If you’ve ever used an arithmetic mean, a Pearson correlation or a standard deviation to describe a dataset, I’m writing this for you. Better numbers exist to summarize location, association and spread: numbers that are easier to interpret and that don’t act up with wonky data and outliers.
Statistics professors tend to gloss over basic descriptive statistics because they want to spend as much time as possible on margins of error and t-tests and regression. Fair enough, but the result is that it’s easier to find a machine learning expert than someone who can talk about numbers. Forget what you think you know about descriptives and let me give you a whirlwind tour of the real stuff.

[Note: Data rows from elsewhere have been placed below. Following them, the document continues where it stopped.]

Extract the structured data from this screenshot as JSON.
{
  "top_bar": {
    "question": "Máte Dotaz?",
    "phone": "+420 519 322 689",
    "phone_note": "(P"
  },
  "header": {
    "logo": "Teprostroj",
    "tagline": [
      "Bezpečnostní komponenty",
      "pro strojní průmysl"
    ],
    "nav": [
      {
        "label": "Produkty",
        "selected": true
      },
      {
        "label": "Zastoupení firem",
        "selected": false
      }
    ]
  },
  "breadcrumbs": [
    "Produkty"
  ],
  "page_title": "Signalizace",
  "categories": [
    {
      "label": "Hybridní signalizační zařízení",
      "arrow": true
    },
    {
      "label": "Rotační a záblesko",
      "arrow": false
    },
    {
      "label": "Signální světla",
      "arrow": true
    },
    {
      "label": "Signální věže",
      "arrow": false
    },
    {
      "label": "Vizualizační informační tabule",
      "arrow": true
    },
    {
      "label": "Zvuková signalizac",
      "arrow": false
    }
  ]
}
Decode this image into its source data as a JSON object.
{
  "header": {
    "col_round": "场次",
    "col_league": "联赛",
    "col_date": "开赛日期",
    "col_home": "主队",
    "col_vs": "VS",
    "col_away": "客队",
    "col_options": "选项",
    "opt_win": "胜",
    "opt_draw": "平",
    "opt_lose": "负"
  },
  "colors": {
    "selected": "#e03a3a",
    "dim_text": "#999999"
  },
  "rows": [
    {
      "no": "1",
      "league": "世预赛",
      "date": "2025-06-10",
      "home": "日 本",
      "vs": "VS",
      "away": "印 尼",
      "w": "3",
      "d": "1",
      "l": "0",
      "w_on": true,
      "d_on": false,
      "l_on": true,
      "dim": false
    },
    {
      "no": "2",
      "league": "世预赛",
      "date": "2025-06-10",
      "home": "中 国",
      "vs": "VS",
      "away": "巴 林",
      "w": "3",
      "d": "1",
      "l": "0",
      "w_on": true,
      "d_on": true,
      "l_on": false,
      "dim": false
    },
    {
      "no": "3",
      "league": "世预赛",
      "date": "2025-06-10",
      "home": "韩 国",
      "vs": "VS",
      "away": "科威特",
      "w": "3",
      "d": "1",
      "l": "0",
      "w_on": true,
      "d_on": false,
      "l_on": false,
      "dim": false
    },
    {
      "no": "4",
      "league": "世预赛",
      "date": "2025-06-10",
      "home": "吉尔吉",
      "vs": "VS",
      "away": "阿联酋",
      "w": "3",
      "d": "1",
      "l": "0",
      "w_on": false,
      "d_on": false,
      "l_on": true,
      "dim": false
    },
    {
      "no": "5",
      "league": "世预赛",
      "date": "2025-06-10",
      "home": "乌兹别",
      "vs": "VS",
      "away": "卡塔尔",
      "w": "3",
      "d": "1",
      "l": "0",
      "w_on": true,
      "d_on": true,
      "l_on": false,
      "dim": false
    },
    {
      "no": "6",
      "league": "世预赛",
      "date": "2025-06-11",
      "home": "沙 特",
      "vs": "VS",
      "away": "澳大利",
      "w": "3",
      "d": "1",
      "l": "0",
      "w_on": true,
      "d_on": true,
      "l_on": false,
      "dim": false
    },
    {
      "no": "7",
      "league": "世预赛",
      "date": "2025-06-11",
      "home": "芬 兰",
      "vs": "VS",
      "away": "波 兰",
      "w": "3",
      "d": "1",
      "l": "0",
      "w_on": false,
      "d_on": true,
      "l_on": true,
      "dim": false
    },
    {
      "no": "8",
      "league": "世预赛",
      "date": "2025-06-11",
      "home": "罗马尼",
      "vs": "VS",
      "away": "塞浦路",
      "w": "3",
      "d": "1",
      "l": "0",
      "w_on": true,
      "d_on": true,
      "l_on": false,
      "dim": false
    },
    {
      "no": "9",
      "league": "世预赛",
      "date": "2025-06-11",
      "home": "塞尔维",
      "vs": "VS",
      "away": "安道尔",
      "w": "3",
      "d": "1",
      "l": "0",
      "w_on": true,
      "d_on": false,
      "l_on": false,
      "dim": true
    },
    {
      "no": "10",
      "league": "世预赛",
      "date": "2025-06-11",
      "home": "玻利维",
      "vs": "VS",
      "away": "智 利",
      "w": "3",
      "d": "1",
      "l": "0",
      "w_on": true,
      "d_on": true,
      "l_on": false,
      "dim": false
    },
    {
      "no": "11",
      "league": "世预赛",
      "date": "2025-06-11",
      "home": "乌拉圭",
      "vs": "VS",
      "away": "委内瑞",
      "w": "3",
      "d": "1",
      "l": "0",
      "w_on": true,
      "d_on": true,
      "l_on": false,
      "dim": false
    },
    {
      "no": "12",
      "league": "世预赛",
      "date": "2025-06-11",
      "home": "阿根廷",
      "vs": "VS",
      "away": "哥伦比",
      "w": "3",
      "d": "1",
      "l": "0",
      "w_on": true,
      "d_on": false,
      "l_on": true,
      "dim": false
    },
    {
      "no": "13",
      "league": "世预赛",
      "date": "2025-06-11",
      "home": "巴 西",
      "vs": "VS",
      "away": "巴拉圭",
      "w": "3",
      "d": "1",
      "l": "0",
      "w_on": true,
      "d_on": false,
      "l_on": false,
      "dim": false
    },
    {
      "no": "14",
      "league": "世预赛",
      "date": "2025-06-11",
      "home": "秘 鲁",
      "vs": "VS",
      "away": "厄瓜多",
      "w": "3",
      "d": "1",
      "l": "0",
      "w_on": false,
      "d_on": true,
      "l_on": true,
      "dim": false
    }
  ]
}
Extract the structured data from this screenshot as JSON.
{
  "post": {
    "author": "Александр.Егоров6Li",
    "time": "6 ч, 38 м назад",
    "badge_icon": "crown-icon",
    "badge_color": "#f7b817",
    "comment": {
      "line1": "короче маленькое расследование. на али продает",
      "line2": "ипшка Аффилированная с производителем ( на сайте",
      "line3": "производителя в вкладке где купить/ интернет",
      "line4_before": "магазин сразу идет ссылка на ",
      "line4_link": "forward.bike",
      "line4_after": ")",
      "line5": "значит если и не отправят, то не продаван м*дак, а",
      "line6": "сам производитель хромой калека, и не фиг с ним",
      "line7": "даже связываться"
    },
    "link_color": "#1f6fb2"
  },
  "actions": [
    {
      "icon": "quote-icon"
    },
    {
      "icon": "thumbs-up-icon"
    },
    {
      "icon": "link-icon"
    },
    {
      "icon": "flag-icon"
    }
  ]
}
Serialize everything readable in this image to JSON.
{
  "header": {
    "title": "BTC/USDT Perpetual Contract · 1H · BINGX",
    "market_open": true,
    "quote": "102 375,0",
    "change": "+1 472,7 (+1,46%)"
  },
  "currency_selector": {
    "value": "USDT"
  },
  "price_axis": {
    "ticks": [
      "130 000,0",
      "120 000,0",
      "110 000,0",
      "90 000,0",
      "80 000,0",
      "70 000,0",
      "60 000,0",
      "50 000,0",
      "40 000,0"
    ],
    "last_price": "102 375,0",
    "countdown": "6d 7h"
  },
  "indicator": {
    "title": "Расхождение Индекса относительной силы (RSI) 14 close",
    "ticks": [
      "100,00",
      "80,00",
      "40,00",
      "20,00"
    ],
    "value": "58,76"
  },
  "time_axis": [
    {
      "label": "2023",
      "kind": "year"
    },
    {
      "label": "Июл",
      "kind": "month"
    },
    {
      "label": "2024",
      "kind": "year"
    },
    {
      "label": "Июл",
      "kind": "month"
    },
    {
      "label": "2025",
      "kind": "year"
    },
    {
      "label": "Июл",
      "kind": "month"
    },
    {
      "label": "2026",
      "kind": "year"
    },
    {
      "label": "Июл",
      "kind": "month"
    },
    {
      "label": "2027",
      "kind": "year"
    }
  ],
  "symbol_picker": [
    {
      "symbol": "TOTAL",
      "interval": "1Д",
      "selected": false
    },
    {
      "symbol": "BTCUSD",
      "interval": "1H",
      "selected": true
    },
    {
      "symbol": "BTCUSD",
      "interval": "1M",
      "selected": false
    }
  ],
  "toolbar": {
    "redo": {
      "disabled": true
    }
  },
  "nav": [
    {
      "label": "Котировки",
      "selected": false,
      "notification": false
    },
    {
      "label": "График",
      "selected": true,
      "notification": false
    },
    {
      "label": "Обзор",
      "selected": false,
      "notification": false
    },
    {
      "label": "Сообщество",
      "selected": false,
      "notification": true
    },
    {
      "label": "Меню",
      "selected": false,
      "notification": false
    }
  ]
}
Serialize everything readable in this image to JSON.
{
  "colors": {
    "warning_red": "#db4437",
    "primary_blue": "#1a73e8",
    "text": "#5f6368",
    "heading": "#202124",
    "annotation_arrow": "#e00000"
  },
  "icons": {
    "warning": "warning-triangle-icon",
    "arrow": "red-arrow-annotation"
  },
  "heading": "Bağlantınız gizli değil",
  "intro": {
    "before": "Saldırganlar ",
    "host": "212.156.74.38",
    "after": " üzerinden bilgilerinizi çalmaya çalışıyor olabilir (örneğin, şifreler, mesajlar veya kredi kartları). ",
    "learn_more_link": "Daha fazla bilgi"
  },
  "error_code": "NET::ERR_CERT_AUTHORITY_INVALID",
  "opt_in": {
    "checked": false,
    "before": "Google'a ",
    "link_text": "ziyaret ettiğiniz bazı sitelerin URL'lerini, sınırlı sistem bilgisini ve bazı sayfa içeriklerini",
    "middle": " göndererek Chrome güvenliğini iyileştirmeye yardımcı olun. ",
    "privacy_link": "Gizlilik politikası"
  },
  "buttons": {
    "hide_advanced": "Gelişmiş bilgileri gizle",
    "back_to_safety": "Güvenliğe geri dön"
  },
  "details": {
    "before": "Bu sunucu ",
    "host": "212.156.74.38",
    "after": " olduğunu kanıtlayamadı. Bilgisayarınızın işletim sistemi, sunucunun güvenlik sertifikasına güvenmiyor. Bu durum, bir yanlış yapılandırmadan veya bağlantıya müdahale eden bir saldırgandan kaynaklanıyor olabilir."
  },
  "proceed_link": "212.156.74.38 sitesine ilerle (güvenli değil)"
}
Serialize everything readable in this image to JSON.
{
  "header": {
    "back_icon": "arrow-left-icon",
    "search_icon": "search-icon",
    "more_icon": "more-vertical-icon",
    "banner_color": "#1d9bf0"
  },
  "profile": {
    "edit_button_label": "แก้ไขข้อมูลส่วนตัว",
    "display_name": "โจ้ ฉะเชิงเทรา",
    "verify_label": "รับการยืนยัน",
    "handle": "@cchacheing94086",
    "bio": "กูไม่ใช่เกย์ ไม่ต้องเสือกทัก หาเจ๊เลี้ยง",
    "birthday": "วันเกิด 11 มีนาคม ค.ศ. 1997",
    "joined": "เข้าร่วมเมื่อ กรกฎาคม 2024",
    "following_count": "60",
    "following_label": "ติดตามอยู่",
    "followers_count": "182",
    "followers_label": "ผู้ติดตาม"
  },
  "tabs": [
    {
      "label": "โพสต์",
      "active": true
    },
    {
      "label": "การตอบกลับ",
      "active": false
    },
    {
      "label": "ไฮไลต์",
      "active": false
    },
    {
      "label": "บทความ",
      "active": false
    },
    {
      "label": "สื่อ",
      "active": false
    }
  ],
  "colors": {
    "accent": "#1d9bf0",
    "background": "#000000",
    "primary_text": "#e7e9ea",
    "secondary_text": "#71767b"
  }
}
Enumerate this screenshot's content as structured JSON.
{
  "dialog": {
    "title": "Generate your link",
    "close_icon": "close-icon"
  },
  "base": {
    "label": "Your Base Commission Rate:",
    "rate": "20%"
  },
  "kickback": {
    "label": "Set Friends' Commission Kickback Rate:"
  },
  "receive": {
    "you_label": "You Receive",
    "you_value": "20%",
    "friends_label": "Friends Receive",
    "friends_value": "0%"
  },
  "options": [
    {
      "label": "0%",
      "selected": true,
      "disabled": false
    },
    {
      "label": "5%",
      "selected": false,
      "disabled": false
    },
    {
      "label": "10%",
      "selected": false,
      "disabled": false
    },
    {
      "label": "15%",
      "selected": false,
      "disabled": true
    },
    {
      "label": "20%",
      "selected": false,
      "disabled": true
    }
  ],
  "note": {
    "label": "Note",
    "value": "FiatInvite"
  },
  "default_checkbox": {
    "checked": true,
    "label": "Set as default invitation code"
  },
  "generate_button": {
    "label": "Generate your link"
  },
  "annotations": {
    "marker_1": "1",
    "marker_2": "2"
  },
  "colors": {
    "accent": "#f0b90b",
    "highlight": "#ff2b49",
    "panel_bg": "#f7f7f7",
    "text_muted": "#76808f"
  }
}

The arithmetic mean is one of many measures of central tendency. One particularly useful feature of the mean is that, whenever we lack outside information like a scientific theory, it is our best possible guess for what to expect in the future. Sum up all of the rainy days in your area for as many years as you have data for, divide by the amount of years, and that’s your best bet for how much rain to expect this year. Multiply by 10, and that’s how much rain you can expect in a decade.